It’s also important to note that it is possible to take too many rest days, which can leave you unprepared on race day or just plateaued in your training. “You need a consistent stress to progress,” says Wayner. That stress needs to be added gradually with adequate (not too much and not too little) recovery time built in.
How to Take a Rest Day
Knowing when to take a day off is a personal concept for every runner that really depends on training load, mental and physical stress levels, and individual running goals. It’s important to listen to your body and respond to both emotional and physical cues that you need more rest. Wayner offers a few guidelines to help runners figure out how to make rest work for them.
For beginners or runners just returning from an injury, he recommends scheduling in a few rest days per week. “For those individuals, I’d schedule it in so that you have a period of stress and you have a full recovery,” he says. This aligns with most couch to 5k programs that start out with three days of running per week with a rest day in between each or this beginner plan that starts with two rest days a week, two cross-training days, and three running days.
For experienced runners who are capable of running daily, he recommends letting your body tell you when it’s time for a rest day. “If I get to the point where I’m waking up with stiffness or soreness and I go through a dynamic warm-up routine and that stiffness and soreness doesn’t go away until I’m well into the run, then it’s time for a day off,” he gives as an example. Rest days should be utilized whenever the body is unable to recover in the normal 24 to 48 hours.
But what you should you do on a rest day? Go for a walk, a hike, explore other hobbies, read a book, spend time with family, or focus on cross-training. Do whatever you need to recharge. But keep your sleep and nutrition the same as you would on training days, says Wayner. Skimping in either of those two areas will impede your ability to recover fully.
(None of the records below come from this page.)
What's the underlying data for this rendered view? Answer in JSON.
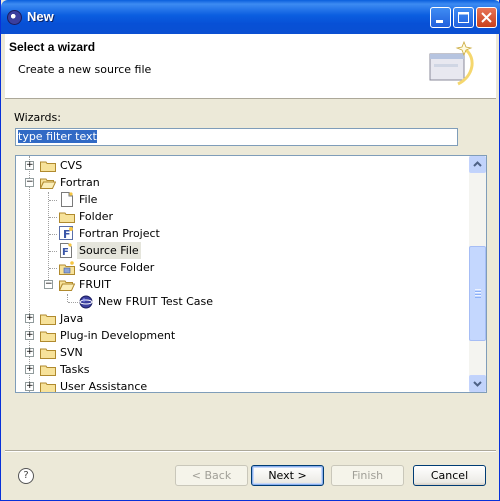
{
  "window": {
    "title": "New",
    "minimize_icon": "minimize-icon",
    "maximize_icon": "maximize-icon",
    "close_icon": "close-icon"
  },
  "header": {
    "title": "Select a wizard",
    "description": "Create a new source file"
  },
  "wizards_label": "Wizards:",
  "filter": {
    "value": "type filter text"
  },
  "tree": {
    "items": [
      {
        "label": "CVS",
        "expanded": false,
        "level": 0,
        "icon": "folder-icon"
      },
      {
        "label": "Fortran",
        "expanded": true,
        "level": 0,
        "icon": "folder-open-icon"
      },
      {
        "label": "File",
        "level": 1,
        "icon": "file-icon"
      },
      {
        "label": "Folder",
        "level": 1,
        "icon": "folder-icon"
      },
      {
        "label": "Fortran Project",
        "level": 1,
        "icon": "fortran-project-icon"
      },
      {
        "label": "Source File",
        "level": 1,
        "icon": "fortran-source-file-icon",
        "selected": true
      },
      {
        "label": "Source Folder",
        "level": 1,
        "icon": "source-folder-icon"
      },
      {
        "label": "FRUIT",
        "expanded": true,
        "level": 1,
        "icon": "folder-open-icon"
      },
      {
        "label": "New FRUIT Test Case",
        "level": 2,
        "icon": "fruit-test-case-icon"
      },
      {
        "label": "Java",
        "expanded": false,
        "level": 0,
        "icon": "folder-icon"
      },
      {
        "label": "Plug-in Development",
        "expanded": false,
        "level": 0,
        "icon": "folder-icon"
      },
      {
        "label": "SVN",
        "expanded": false,
        "level": 0,
        "icon": "folder-icon"
      },
      {
        "label": "Tasks",
        "expanded": false,
        "level": 0,
        "icon": "folder-icon"
      },
      {
        "label": "User Assistance",
        "expanded": false,
        "level": 0,
        "icon": "folder-icon"
      }
    ]
  },
  "buttons": {
    "help": "?",
    "back": "< Back",
    "next": "Next >",
    "finish": "Finish",
    "cancel": "Cancel"
  }
}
Rest days should also be considered mental health days. Even if you absolutely love running, sometimes just trying to squeeze it into the day can be stressful. Taking a day off can keep you loving the sport for a long time. “I think about our competitive runners who are running six to seven days a week. Sometimes that off day is just so you don’t get burnt out,” says Wayner. “You can come back to the next week of running, ready to tackle whatever it is you’re going to do.”